● **Provided records**

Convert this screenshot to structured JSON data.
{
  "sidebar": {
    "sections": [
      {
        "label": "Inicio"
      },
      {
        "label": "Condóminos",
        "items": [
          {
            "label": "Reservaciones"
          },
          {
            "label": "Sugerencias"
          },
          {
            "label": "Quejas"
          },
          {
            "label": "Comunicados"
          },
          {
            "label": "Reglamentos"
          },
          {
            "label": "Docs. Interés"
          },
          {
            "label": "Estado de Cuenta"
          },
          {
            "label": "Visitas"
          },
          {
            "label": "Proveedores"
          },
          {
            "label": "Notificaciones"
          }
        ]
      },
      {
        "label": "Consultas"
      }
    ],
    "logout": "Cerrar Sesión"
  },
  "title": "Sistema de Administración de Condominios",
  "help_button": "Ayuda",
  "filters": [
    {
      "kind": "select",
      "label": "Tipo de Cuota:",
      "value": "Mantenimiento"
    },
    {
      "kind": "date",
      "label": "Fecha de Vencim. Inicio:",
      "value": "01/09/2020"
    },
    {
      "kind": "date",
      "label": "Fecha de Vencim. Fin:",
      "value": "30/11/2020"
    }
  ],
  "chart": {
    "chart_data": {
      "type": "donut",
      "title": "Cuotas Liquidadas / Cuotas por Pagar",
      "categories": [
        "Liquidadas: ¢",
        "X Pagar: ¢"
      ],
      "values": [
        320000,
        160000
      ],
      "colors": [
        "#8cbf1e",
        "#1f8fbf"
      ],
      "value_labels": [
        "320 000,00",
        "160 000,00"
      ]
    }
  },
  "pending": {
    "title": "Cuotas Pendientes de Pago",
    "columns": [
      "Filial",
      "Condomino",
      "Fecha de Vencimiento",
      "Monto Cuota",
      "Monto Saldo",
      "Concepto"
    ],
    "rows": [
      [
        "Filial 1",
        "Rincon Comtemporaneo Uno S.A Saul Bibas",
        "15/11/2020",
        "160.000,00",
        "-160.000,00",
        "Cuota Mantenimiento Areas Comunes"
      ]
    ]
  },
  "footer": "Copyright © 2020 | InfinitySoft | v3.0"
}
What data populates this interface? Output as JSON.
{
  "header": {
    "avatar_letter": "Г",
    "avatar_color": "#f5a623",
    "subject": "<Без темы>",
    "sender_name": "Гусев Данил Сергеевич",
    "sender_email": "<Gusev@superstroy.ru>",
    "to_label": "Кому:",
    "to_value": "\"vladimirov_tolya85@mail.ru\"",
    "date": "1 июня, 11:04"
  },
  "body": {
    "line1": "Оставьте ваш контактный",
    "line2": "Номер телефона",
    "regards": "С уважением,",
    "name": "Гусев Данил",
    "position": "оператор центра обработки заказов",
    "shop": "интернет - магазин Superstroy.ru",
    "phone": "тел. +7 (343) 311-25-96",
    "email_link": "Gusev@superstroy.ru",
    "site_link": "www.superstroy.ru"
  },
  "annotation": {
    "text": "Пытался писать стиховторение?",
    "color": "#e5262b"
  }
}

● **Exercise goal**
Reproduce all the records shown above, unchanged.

● **Written reply**
Convert this screenshot to structured JSON data.
{
  "sidebar": {
    "sections": [
      {
        "label": "Inicio"
      },
      {
        "label": "Condóminos",
        "items": [
          {
            "label": "Reservaciones"
          },
          {
            "label": "Sugerencias"
          },
          {
            "label": "Quejas"
          },
          {
            "label": "Comunicados"
          },
          {
            "label": "Reglamentos"
          },
          {
            "label": "Docs. Interés"
          },
          {
            "label": "Estado de Cuenta"
          },
          {
            "label": "Visitas"
          },
          {
            "label": "Proveedores"
          },
          {
            "label": "Notificaciones"
          }
        ]
      },
      {
        "label": "Consultas"
      }
    ],
    "logout": "Cerrar Sesión"
  },
  "title": "Sistema de Administración de Condominios",
  "help_button": "Ayuda",
  "filters": [
    {
      "kind": "select",
      "label": "Tipo de Cuota:",
      "value": "Mantenimiento"
    },
    {
      "kind": "date",
      "label": "Fecha de Vencim. Inicio:",
      "value": "01/09/2020"
    },
    {
      "kind": "date",
      "label": "Fecha de Vencim. Fin:",
      "value": "30/11/2020"
    }
  ],
  "chart": {
    "chart_data": {
      "type": "donut",
      "title": "Cuotas Liquidadas / Cuotas por Pagar",
      "categories": [
        "Liquidadas: ¢",
        "X Pagar: ¢"
      ],
      "values": [
        320000,
        160000
      ],
      "colors": [
        "#8cbf1e",
        "#1f8fbf"
      ],
      "value_labels": [
        "320 000,00",
        "160 000,00"
      ]
    }
  },
  "pending": {
    "title": "Cuotas Pendientes de Pago",
    "columns": [
      "Filial",
      "Condomino",
      "Fecha de Vencimiento",
      "Monto Cuota",
      "Monto Saldo",
      "Concepto"
    ],
    "rows": [
      [
        "Filial 1",
        "Rincon Comtemporaneo Uno S.A Saul Bibas",
        "15/11/2020",
        "160.000,00",
        "-160.000,00",
        "Cuota Mantenimiento Areas Comunes"
      ]
    ]
  },
  "footer": "Copyright © 2020 | InfinitySoft | v3.0"
}
What data populates this interface? Output as JSON.
{
  "header": {
    "avatar_letter": "Г",
    "avatar_color": "#f5a623",
    "subject": "<Без темы>",
    "sender_name": "Гусев Данил Сергеевич",
    "sender_email": "<Gusev@superstroy.ru>",
    "to_label": "Кому:",
    "to_value": "\"vladimirov_tolya85@mail.ru\"",
    "date": "1 июня, 11:04"
  },
  "body": {
    "line1": "Оставьте ваш контактный",
    "line2": "Номер телефона",
    "regards": "С уважением,",
    "name": "Гусев Данил",
    "position": "оператор центра обработки заказов",
    "shop": "интернет - магазин Superstroy.ru",
    "phone": "тел. +7 (343) 311-25-96",
    "email_link": "Gusev@superstroy.ru",
    "site_link": "www.superstroy.ru"
  },
  "annotation": {
    "text": "Пытался писать стиховторение?",
    "color": "#e5262b"
  }
}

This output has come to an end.